There's a story I have been wrestling with for several days. Wrestling with it because it's sleazy Because merely by discussing it, I am probably going to please the very people I want to criticize.
It will not surprise local viewers to know the story involves Channel 19.
19's ''Action News'' delights in the lurid. It's a newspaper tabloid in unvarnished, on-air form. And, as is the case with print tabloids, it likes to take on-air shots at its competitors -- and it often does so because it knows that the other stations won't fire back. Lying down with dogs, you know.
It has also on more than one occasion lifted others' material for broadcast; my colleague Bob Dyer was not pleased recently when he discovered a Channel 19 report used one of his stories, including some passages verbatim, without any attribution.

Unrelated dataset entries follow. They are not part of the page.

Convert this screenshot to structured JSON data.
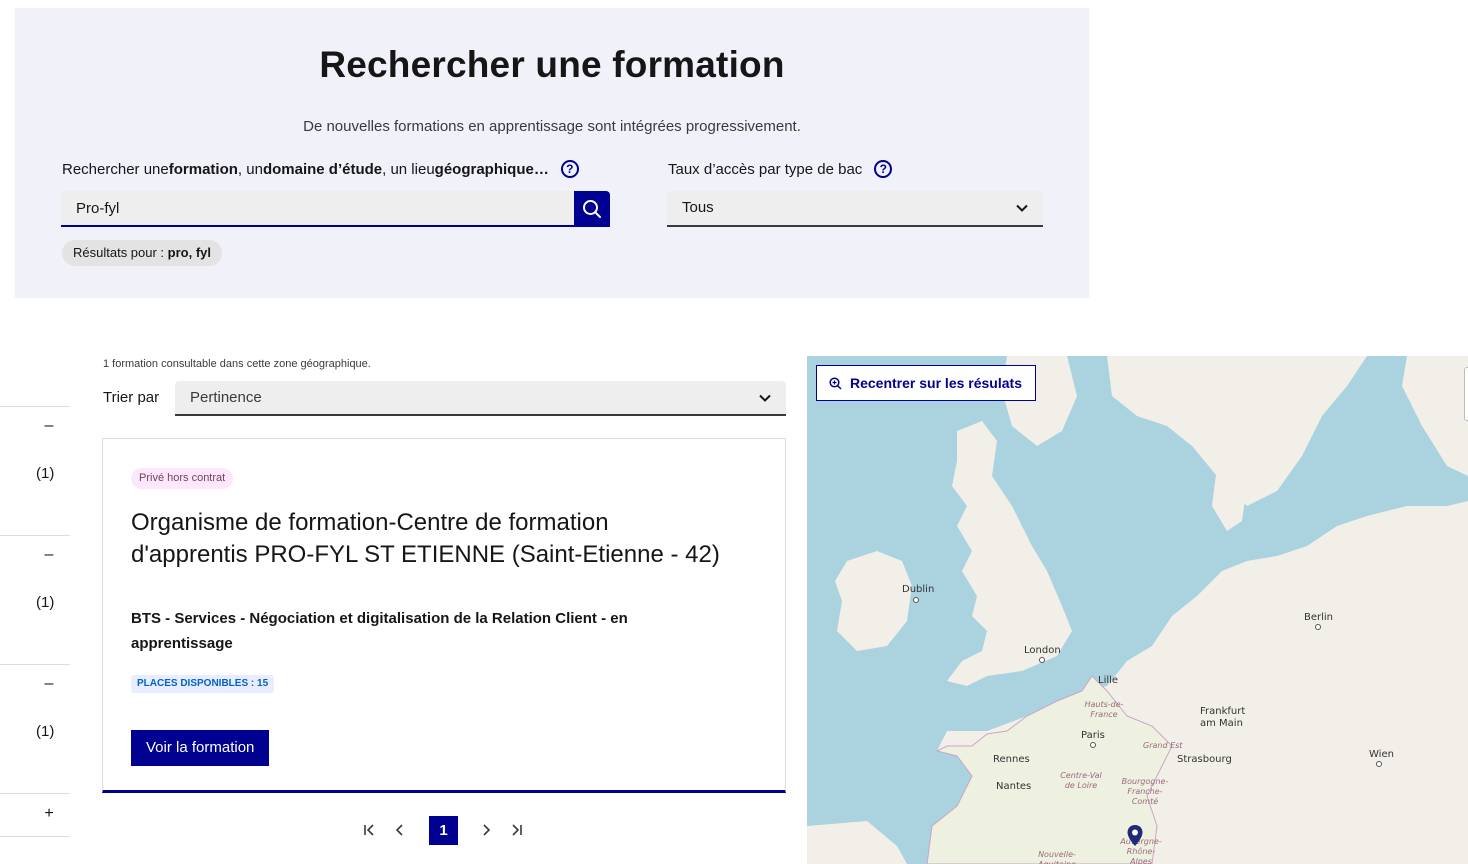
{
  "search": {
    "title": "Rechercher une formation",
    "subtitle": "De nouvelles formations en apprentissage sont intégrées progressivement.",
    "label_prefix": "Rechercher une ",
    "label_formation": "formation",
    "label_sep1": ", un ",
    "label_domaine": "domaine d’étude",
    "label_sep2": ", un lieu ",
    "label_lieu": "géographique…",
    "input_value": "Pro-fyl",
    "results_prefix": "Résultats pour : ",
    "results_terms": "pro, fyl",
    "bac_label": "Taux d’accès par type de bac",
    "bac_value": "Tous",
    "help_glyph": "?"
  },
  "filters": {
    "toggles": [
      "–",
      "–",
      "–",
      "+"
    ],
    "counts": [
      "(1)",
      "(1)",
      "(1)"
    ]
  },
  "results": {
    "count_text": "1 formation consultable dans cette zone géographique.",
    "sort_label": "Trier par",
    "sort_value": "Pertinence"
  },
  "card": {
    "badge": "Privé hors contrat",
    "title": "Organisme de formation-Centre de formation d'apprentis PRO-FYL ST ETIENNE (Saint-Etienne - 42)",
    "subtitle": "BTS - Services - Négociation et digitalisation de la Relation Client - en apprentissage",
    "places": "PLACES DISPONIBLES : 15",
    "cta": "Voir la formation"
  },
  "pagination": {
    "first": "|‹",
    "prev": "‹",
    "current": "1",
    "next": "›",
    "last": "›|"
  },
  "map": {
    "recenter_label": "Recentrer sur les résulats",
    "cities": [
      "Dublin",
      "London",
      "Berlin",
      "Lille",
      "Paris",
      "Frankfurt am Main",
      "Rennes",
      "Strasbourg",
      "Nantes",
      "Wien"
    ],
    "regions": [
      "Hauts-de-France",
      "Grand Est",
      "Centre-Val de Loire",
      "Bourgogne-Franche-Comté",
      "Auvergne-Rhône-Alpes",
      "Nouvelle-Aquitaine"
    ],
    "colors": {
      "sea": "#aad3df",
      "land": "#f2efe9",
      "france": "#eef0e0",
      "marker": "#1f2a7a"
    }
  },
  "theme": {
    "primary": "#000091",
    "panel_bg": "#f1f1fa",
    "input_bg": "#eeeeee"
  }
}
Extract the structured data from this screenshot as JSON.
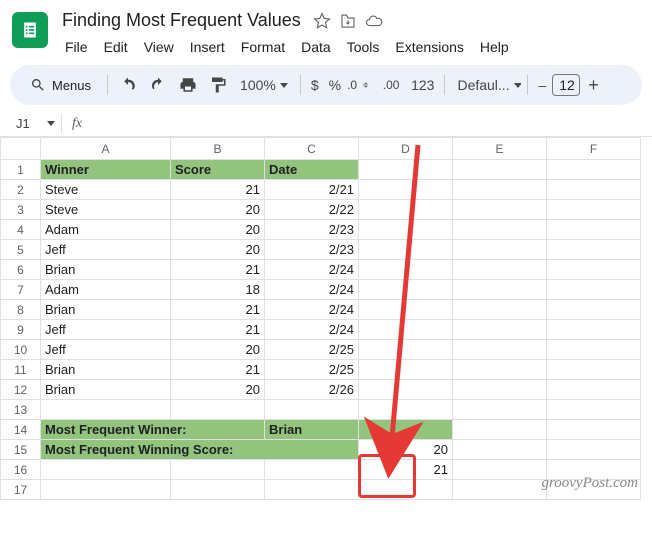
{
  "doc": {
    "title": "Finding Most Frequent Values"
  },
  "menu": {
    "file": "File",
    "edit": "Edit",
    "view": "View",
    "insert": "Insert",
    "format": "Format",
    "data": "Data",
    "tools": "Tools",
    "extensions": "Extensions",
    "help": "Help"
  },
  "toolbar": {
    "menus": "Menus",
    "zoom": "100%",
    "currency": "$",
    "percent": "%",
    "dec_dec": ".0",
    "dec_inc": ".00",
    "123": "123",
    "font": "Defaul...",
    "minus": "–",
    "fontsize": "12",
    "plus": "+"
  },
  "namebox": "J1",
  "fx_label": "fx",
  "columns": {
    "A": "A",
    "B": "B",
    "C": "C",
    "D": "D",
    "E": "E",
    "F": "F"
  },
  "rows": [
    "1",
    "2",
    "3",
    "4",
    "5",
    "6",
    "7",
    "8",
    "9",
    "10",
    "11",
    "12",
    "13",
    "14",
    "15",
    "16",
    "17"
  ],
  "headers": {
    "winner": "Winner",
    "score": "Score",
    "date": "Date"
  },
  "data_rows": [
    {
      "winner": "Steve",
      "score": "21",
      "date": "2/21"
    },
    {
      "winner": "Steve",
      "score": "20",
      "date": "2/22"
    },
    {
      "winner": "Adam",
      "score": "20",
      "date": "2/23"
    },
    {
      "winner": "Jeff",
      "score": "20",
      "date": "2/23"
    },
    {
      "winner": "Brian",
      "score": "21",
      "date": "2/24"
    },
    {
      "winner": "Adam",
      "score": "18",
      "date": "2/24"
    },
    {
      "winner": "Brian",
      "score": "21",
      "date": "2/24"
    },
    {
      "winner": "Jeff",
      "score": "21",
      "date": "2/24"
    },
    {
      "winner": "Jeff",
      "score": "20",
      "date": "2/25"
    },
    {
      "winner": "Brian",
      "score": "21",
      "date": "2/25"
    },
    {
      "winner": "Brian",
      "score": "20",
      "date": "2/26"
    }
  ],
  "summary": {
    "mfw_label": "Most Frequent Winner:",
    "mfw_value": "Brian",
    "mfws_label": "Most Frequent Winning Score:",
    "mfws_d15": "20",
    "mfws_d16": "21"
  },
  "watermark": "groovyPost.com"
}
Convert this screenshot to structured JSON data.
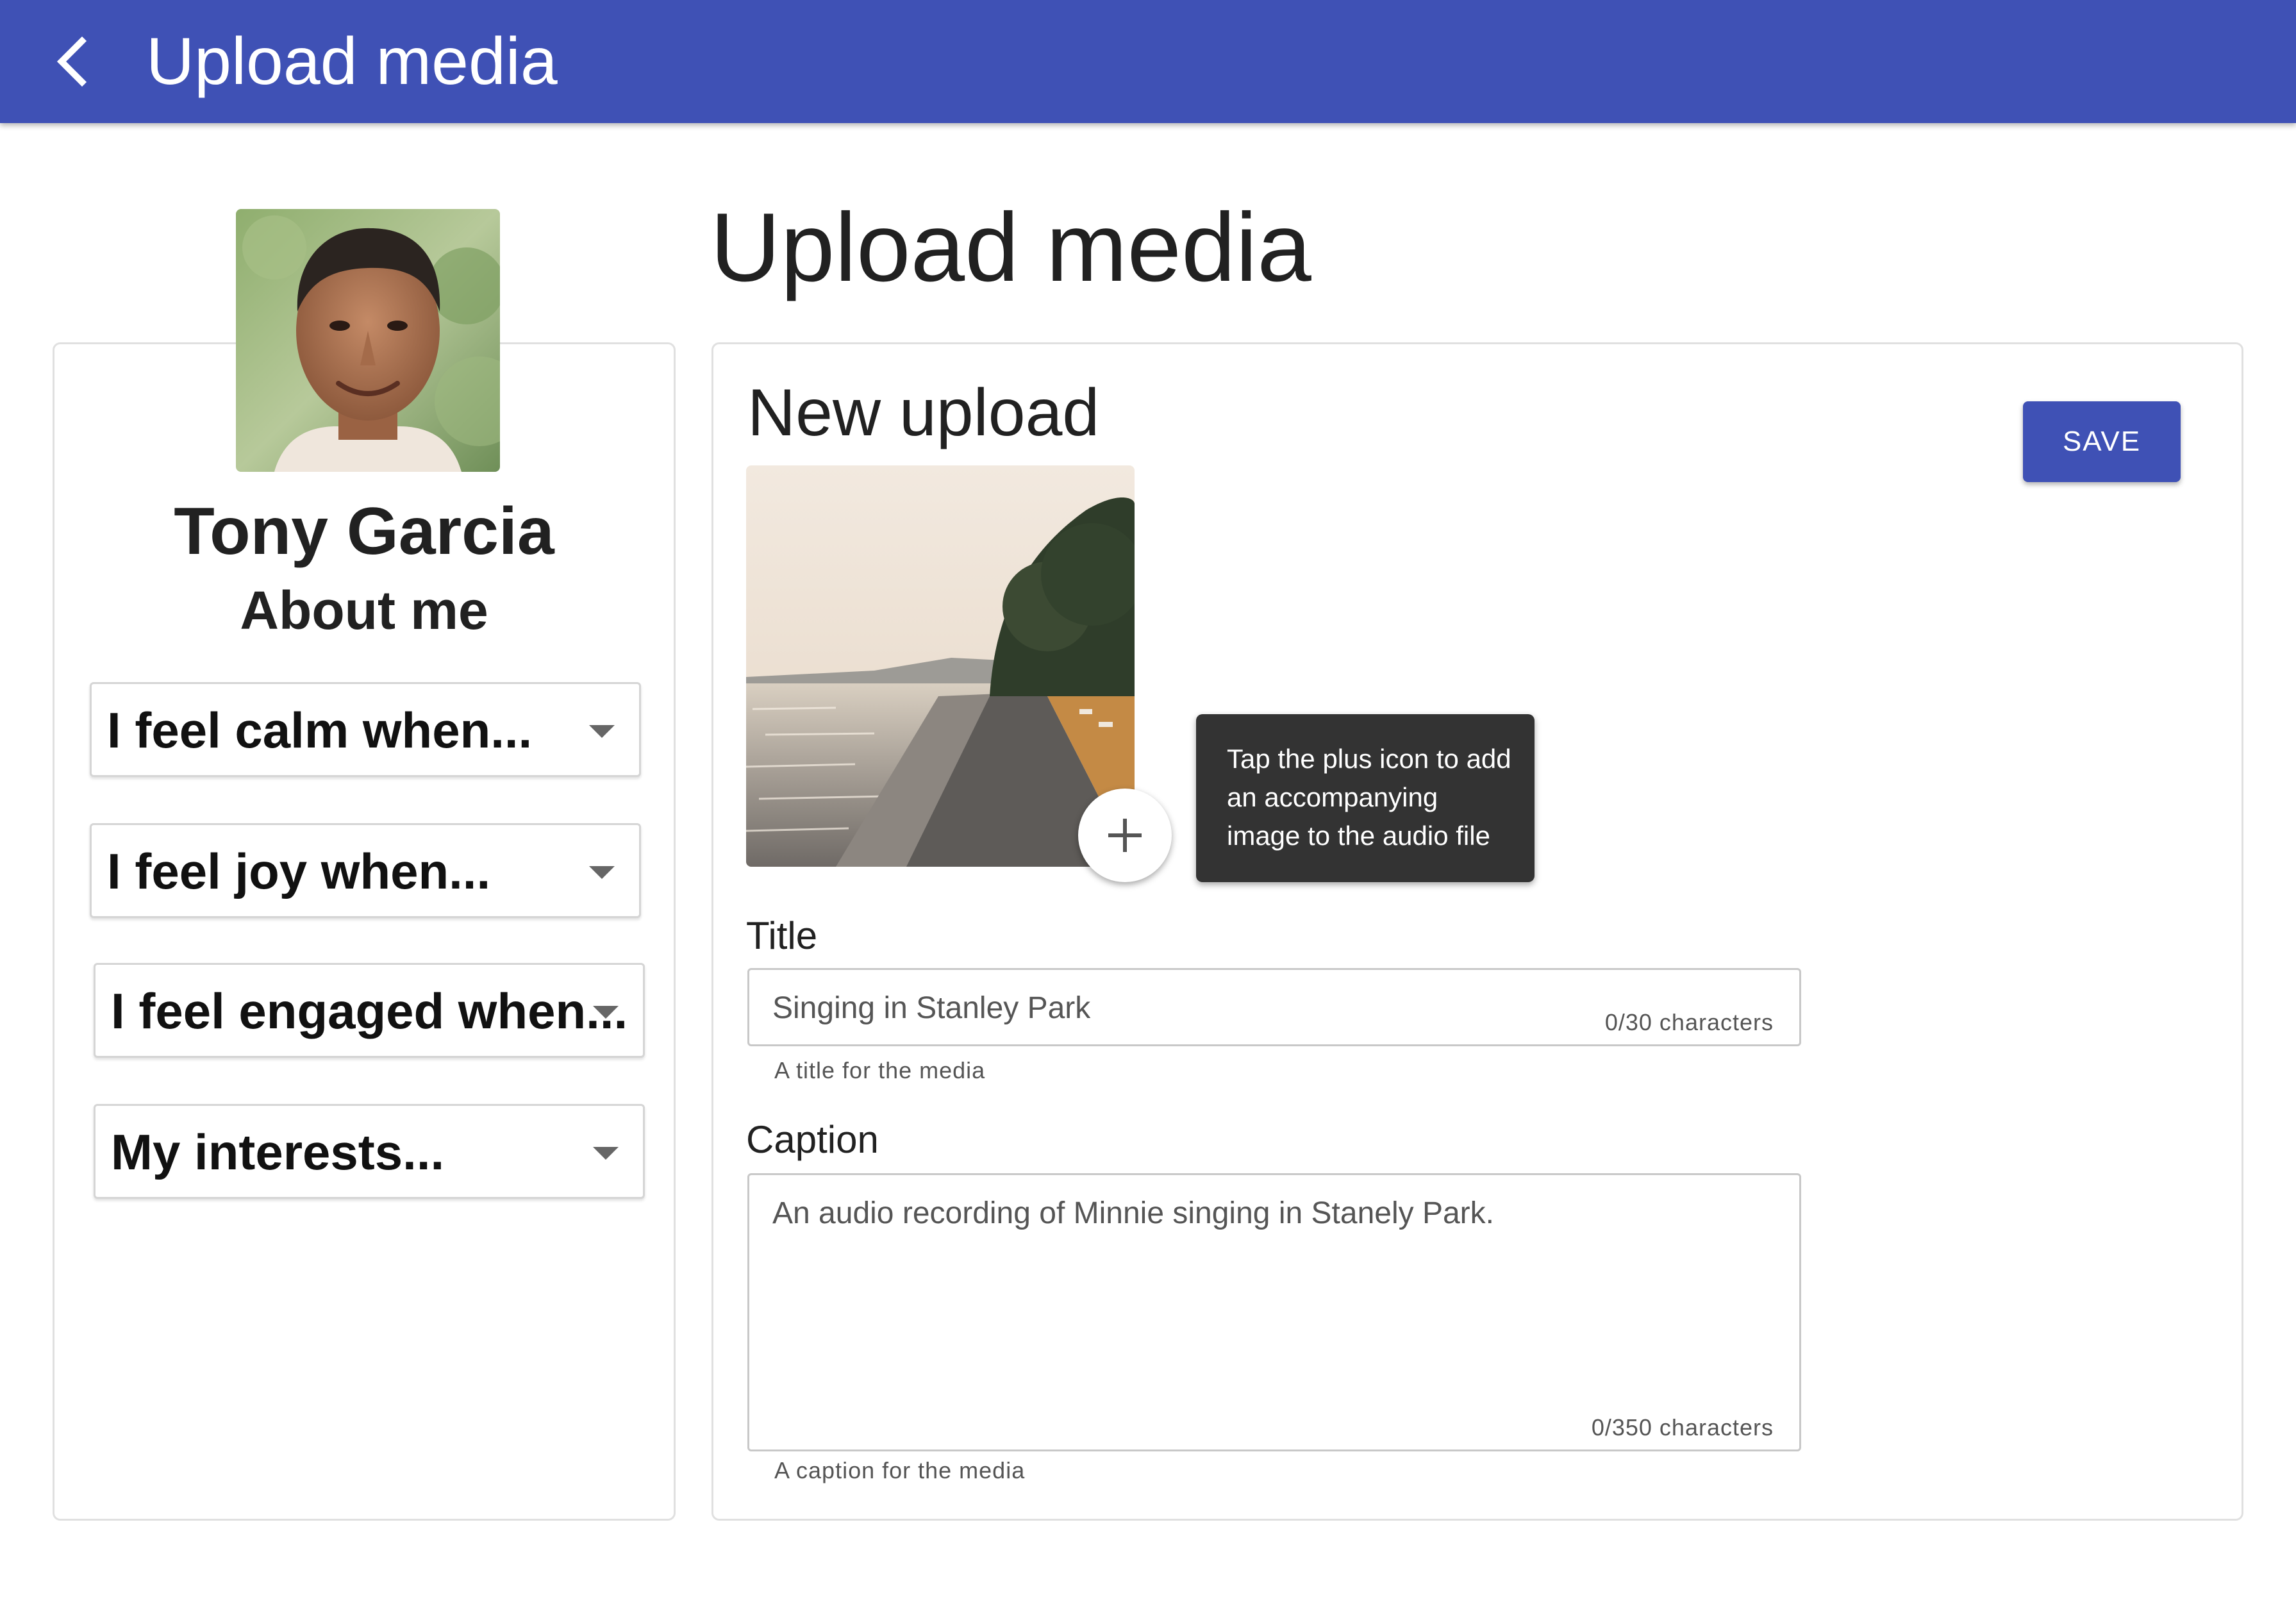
{
  "app_bar": {
    "title": "Upload media",
    "background": "#3f51b5",
    "back_icon": "chevron-left-icon"
  },
  "profile": {
    "name": "Tony Garcia",
    "about_heading": "About me",
    "dropdowns": [
      {
        "label": "I feel calm when..."
      },
      {
        "label": "I feel joy when..."
      },
      {
        "label": "I feel engaged when..."
      },
      {
        "label": "My interests..."
      }
    ]
  },
  "main": {
    "page_title": "Upload media",
    "card_title": "New upload",
    "save_label": "SAVE",
    "add_icon": "plus-icon",
    "tooltip": "Tap the plus icon to add an accompanying image to the audio file",
    "title_field": {
      "label": "Title",
      "value": "Singing in Stanley Park",
      "counter": "0/30 characters",
      "helper": "A title for the media"
    },
    "caption_field": {
      "label": "Caption",
      "value": "An audio recording of Minnie singing in Stanely Park.",
      "counter": "0/350 characters",
      "helper": "A caption for the media"
    }
  },
  "colors": {
    "accent": "#3f51b5",
    "tooltip_bg": "#333333"
  }
}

One example of 19's dubious practices occurred last week. First, here are the facts, without editorializing or an on-air re-enactment.
On. Jan 24, a grand jury indicted Daniel Rush on charges of kidnapping and gross sexual imposition. The indictment said that on Sept. 7, 2005, Rush ''unlawfully and by force, threat or deception removed Jane Doe, d.o.b. September 24, 1985, from the place where she was found or restrained her of her liberty for the purpose of engaging in sexual activity, as defined in Section 2907.01 of the Revised Code, with Jane Doe against her will.''
Rush was arraigned on the indictment today. He pleaded not guilty, has an attorney and posted a $5,000 surety bond. A trial date has not yet been set.
Now, why was this of interest to Channel 19? Well, the accusations do sound awful, so 19 might have pursued the story under any circumstances, especially with the February sweeps in sight. But the story had an added attraction to the station, since the incident described in the indictment occurred at Channel 8, where Rush was an assignment editor. Channel 19 had a big, free shot.
But just reporting the story was not enough for Action News. It repeatedly suggested a cover-up, with reporter Paul Orlousky calling it ''a story the I-Team turned its cameras away from.''
It sniped at Channel 8's generally, saying that ''its ratings are slipping, but Channel 8 is still the choice of SOME Clevelanders.''
It mocked the station's slogan, calling the accuser in the case ''Cleveland's own victim'' in an on-air graphic. (You can find both this story and a follow-up the next night on the WOIO's Web site.)
It showed a re-enactment of the accuser's description of what took place, with verbal accompaniment from the accuser. (The accuser was heard but her face was not seen; the station identified her only as Mary.)
And it wasn't done. The next night, Channel 19 was back on the story, with more details about what anchor Denise Dufala called ''the scandal that rocked the newsroom.'' That night, Orlousky reported that Rush had been fired after an internal investigation. The implication of cause-and-effect was clear: 19 reported, 8 fired.
After the first story aired, I asked Channel 8 general manager Mike Renda about it. He declined to comment, since the story involved internal personnel matters and ongoing legal issues.
But if he had chosen to comment, he might have mentioned Channel 19's timing, such as its holding back the news that Rush had been fired until its second report -- when the station had investigated, and Rush had been fired, months ago.
Even in the second report, Channel 19 is noticeably not specific about when the investigation and the firing took place. After all, that would suggest the station acted promptly and responsibly, and that's not the spin Channel 19 wanted.
The indictment was filed Jan. 24. Channel 19 did not report it until more than a week later. Conveniently, the night of its report was also the first night of the February sweeps. During that night's telecast of ''Survivor,'' you could have seen a promotional spot about ''charges of kidnapping and sexual assault inside a local TV station.''
I could also mention this is not the first time a station -- or any news organization -- has chosen not to report on bad news inside its walls. But I get uncomfortable with that logic, because I think we should report the bad news as well as the good. And I already feel slimy just writing about this.
I don't like what Rush is accused of doing. I don't like what Channel 19 did with the story. I feel as if I'm helping Channel 19 just by writing about it, since the station is happy to get any attention, even unfavorable comments. At least, then, they're being talked about. And if you hear the talk, you might tune in.